PROBLEM REQUIREMENTS:
Consider the records below. How many of their lines include the word "title"? State the number and nothing else.

MATERIAL SHOWN:
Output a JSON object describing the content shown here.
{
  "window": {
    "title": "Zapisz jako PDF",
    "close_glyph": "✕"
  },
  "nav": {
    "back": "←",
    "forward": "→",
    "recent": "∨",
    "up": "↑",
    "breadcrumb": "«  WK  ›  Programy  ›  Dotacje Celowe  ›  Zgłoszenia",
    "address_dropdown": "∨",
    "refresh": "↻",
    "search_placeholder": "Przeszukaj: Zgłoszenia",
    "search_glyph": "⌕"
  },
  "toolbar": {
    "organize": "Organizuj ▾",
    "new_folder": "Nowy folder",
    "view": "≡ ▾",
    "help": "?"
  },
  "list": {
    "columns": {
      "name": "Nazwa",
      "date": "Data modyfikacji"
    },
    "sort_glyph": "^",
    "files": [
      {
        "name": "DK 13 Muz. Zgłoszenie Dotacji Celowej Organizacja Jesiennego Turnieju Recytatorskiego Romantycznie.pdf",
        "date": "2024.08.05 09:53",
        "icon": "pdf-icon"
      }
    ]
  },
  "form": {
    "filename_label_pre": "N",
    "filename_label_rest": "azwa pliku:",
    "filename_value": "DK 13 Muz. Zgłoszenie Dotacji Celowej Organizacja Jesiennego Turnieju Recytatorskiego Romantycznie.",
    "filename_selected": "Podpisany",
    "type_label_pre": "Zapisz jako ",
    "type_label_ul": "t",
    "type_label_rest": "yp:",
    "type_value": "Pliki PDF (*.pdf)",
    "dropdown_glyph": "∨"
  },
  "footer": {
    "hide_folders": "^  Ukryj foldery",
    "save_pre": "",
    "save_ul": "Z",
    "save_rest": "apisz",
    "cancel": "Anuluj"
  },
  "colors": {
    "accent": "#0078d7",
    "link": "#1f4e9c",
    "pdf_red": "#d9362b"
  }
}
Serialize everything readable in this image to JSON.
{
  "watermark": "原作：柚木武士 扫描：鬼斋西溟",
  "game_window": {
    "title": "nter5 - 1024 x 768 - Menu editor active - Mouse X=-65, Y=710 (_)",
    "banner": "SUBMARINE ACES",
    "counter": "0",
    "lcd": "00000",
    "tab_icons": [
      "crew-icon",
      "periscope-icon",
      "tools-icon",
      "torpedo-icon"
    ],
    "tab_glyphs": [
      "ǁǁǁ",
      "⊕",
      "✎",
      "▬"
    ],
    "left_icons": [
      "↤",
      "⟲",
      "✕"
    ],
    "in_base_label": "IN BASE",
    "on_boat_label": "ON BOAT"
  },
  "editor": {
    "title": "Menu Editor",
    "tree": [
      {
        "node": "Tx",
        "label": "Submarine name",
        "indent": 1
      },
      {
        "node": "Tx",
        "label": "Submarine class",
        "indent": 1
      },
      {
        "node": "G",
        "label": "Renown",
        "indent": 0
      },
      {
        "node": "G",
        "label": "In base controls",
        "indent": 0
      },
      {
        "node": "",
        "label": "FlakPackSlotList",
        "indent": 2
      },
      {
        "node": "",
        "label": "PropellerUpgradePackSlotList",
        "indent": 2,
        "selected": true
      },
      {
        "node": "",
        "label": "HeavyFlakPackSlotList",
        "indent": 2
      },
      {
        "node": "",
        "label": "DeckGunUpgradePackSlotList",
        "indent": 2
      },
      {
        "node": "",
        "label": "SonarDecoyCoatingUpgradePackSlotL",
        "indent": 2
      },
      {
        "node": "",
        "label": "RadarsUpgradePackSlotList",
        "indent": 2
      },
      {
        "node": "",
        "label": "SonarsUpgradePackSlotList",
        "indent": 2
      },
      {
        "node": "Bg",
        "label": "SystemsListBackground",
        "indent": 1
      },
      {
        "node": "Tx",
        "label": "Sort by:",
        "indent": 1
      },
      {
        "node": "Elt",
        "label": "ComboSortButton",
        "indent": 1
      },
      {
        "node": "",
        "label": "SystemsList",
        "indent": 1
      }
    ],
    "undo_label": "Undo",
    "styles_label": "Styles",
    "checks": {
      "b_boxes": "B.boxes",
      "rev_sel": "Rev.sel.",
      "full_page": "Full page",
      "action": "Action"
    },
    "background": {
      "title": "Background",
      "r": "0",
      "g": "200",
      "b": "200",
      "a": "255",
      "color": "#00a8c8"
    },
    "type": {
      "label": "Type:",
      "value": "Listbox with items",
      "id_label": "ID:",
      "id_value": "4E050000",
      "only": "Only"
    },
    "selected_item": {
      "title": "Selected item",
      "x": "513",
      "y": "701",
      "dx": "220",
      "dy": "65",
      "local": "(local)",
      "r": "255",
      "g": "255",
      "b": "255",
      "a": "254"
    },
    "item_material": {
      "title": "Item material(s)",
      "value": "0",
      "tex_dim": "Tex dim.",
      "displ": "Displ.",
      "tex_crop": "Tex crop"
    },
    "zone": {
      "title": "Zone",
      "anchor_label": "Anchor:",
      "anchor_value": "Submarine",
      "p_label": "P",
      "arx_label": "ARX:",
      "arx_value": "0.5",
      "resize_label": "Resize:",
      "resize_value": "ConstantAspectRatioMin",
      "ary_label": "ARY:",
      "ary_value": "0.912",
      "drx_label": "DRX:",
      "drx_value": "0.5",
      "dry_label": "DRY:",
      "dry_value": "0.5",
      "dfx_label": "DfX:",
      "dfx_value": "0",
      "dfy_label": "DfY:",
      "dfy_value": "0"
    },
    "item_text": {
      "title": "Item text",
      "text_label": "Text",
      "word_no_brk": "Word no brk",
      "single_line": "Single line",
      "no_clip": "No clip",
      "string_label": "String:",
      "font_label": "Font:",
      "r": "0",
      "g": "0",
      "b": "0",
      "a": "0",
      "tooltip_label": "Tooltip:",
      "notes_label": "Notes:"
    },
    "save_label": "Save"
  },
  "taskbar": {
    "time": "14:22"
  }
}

EXPECTED ANSWER:
8